▶ **WORK ORDER**
Every line below that has the string "comment" needs to be copied.

▶ **ENTRIES PROVIDED**

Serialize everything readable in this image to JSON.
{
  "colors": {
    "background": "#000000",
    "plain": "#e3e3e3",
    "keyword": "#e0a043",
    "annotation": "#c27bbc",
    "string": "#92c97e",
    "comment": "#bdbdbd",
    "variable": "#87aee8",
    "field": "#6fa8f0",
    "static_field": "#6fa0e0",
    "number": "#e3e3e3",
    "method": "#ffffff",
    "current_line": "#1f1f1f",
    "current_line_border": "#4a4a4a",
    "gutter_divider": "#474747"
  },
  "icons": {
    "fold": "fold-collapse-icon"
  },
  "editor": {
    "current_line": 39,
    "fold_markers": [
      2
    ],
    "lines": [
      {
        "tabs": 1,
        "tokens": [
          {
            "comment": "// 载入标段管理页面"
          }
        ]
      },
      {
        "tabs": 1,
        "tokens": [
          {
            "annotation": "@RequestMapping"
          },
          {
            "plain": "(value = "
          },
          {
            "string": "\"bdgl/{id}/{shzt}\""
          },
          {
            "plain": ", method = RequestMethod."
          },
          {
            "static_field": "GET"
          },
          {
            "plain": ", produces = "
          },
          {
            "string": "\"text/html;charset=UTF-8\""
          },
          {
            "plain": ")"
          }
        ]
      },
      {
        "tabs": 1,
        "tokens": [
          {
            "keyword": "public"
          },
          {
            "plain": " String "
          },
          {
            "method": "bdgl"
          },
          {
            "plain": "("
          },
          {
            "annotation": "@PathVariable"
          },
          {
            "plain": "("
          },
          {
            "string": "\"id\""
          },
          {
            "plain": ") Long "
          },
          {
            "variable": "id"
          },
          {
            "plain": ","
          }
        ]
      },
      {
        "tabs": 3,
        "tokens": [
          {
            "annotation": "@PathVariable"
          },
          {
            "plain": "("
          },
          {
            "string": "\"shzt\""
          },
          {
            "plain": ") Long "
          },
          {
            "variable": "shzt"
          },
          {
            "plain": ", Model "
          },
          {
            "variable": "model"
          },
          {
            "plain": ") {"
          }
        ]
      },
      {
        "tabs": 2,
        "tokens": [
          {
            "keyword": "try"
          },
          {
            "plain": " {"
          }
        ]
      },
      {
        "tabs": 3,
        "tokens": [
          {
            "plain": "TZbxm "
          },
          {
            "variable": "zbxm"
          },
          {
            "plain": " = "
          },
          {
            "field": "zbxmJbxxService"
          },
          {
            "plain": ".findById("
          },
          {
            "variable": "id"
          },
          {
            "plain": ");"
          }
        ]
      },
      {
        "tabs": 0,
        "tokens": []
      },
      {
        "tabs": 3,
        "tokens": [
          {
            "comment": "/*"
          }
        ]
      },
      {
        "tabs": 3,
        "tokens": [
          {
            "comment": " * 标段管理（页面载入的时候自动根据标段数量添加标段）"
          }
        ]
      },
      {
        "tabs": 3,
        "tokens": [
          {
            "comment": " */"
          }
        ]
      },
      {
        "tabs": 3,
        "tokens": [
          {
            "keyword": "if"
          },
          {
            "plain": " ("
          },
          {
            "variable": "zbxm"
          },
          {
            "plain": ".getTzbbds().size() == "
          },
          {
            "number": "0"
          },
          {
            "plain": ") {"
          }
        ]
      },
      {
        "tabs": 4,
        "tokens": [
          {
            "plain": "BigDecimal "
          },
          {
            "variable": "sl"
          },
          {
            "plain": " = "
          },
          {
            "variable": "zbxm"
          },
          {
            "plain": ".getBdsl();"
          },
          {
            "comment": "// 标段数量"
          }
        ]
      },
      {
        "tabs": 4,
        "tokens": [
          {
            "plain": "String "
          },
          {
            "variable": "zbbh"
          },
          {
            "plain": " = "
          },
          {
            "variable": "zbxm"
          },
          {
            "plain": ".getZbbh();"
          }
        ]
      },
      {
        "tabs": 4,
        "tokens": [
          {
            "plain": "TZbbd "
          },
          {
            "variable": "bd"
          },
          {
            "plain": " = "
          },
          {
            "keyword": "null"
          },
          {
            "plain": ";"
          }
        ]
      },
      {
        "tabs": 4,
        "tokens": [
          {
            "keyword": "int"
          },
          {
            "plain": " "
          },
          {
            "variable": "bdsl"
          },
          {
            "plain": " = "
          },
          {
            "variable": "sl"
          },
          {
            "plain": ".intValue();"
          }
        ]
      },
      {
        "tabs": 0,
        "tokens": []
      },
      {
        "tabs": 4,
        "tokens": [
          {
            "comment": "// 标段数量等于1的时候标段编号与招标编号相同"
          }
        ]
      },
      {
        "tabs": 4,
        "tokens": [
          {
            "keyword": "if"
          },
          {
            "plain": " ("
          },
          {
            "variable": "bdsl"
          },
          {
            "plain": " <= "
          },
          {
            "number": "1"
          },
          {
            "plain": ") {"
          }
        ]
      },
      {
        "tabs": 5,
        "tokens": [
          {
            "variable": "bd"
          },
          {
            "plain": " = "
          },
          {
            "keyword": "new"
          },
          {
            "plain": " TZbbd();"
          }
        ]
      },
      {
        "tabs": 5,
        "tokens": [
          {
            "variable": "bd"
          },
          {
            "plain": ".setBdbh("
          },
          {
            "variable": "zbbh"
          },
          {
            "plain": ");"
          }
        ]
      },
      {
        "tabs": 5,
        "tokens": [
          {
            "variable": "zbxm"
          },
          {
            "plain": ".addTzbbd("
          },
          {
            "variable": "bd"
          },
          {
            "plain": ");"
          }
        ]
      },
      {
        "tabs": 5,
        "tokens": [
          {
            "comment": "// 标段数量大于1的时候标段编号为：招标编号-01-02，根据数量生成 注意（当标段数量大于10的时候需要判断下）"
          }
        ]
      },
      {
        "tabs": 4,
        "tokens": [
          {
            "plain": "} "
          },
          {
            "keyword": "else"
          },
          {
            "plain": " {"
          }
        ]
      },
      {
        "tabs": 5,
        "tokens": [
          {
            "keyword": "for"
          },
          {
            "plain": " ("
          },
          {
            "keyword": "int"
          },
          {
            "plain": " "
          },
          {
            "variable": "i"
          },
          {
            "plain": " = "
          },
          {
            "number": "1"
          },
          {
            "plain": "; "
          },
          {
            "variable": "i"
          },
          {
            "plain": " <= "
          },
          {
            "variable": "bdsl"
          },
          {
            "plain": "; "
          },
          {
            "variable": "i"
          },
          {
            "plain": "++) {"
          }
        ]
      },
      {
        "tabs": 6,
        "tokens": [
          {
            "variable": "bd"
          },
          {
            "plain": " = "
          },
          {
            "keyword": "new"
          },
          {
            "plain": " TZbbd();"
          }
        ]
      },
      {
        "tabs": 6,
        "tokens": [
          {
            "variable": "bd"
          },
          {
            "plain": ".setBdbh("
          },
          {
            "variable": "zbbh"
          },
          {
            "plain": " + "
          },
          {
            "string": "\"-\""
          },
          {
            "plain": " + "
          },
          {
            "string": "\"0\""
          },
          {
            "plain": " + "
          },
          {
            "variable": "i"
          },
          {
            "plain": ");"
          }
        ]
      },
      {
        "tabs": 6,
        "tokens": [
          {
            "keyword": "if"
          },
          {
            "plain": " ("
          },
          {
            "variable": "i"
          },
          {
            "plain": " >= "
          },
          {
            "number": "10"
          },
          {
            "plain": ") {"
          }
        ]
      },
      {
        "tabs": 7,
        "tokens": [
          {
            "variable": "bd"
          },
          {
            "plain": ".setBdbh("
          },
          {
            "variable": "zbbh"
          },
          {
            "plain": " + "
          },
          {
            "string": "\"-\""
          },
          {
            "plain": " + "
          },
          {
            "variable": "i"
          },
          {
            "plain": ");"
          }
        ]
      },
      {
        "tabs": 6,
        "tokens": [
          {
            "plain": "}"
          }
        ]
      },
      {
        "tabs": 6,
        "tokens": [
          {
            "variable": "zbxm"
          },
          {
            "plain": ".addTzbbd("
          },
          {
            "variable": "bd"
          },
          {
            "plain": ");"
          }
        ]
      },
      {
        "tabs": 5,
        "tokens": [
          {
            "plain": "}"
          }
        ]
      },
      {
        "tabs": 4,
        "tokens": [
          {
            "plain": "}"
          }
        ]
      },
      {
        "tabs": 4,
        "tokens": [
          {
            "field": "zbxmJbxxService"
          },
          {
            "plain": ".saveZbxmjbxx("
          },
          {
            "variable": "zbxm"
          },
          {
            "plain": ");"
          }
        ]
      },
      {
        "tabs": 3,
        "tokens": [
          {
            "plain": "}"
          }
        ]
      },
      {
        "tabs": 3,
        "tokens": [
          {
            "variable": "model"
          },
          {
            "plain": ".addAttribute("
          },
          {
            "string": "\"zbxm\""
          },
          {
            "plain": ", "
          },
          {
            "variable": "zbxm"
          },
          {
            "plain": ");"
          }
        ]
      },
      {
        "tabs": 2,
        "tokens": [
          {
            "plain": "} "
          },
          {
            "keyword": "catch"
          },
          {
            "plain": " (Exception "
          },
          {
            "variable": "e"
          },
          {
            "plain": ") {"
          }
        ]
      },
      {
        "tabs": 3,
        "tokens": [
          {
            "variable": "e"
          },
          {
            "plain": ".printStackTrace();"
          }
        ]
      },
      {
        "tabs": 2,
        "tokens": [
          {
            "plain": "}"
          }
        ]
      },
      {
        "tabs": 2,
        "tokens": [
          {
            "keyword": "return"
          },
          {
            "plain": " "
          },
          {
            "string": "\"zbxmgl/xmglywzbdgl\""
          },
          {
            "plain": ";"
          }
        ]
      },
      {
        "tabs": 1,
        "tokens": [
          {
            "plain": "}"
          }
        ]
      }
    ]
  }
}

▶ **TASK OUTPUT**
    "comment": "#bdbdbd",
            "comment": "// 载入标段管理页面"
            "comment": "/*"
            "comment": " * 标段管理（页面载入的时候自动根据标段数量添加标段）"
            "comment": " */"
            "comment": "// 标段数量"
            "comment": "// 标段数量等于1的时候标段编号与招标编号相同"
            "comment": "// 标段数量大于1的时候标段编号为：招标编号-01-02，根据数量生成 注意（当标段数量大于10的时候需要判断下）"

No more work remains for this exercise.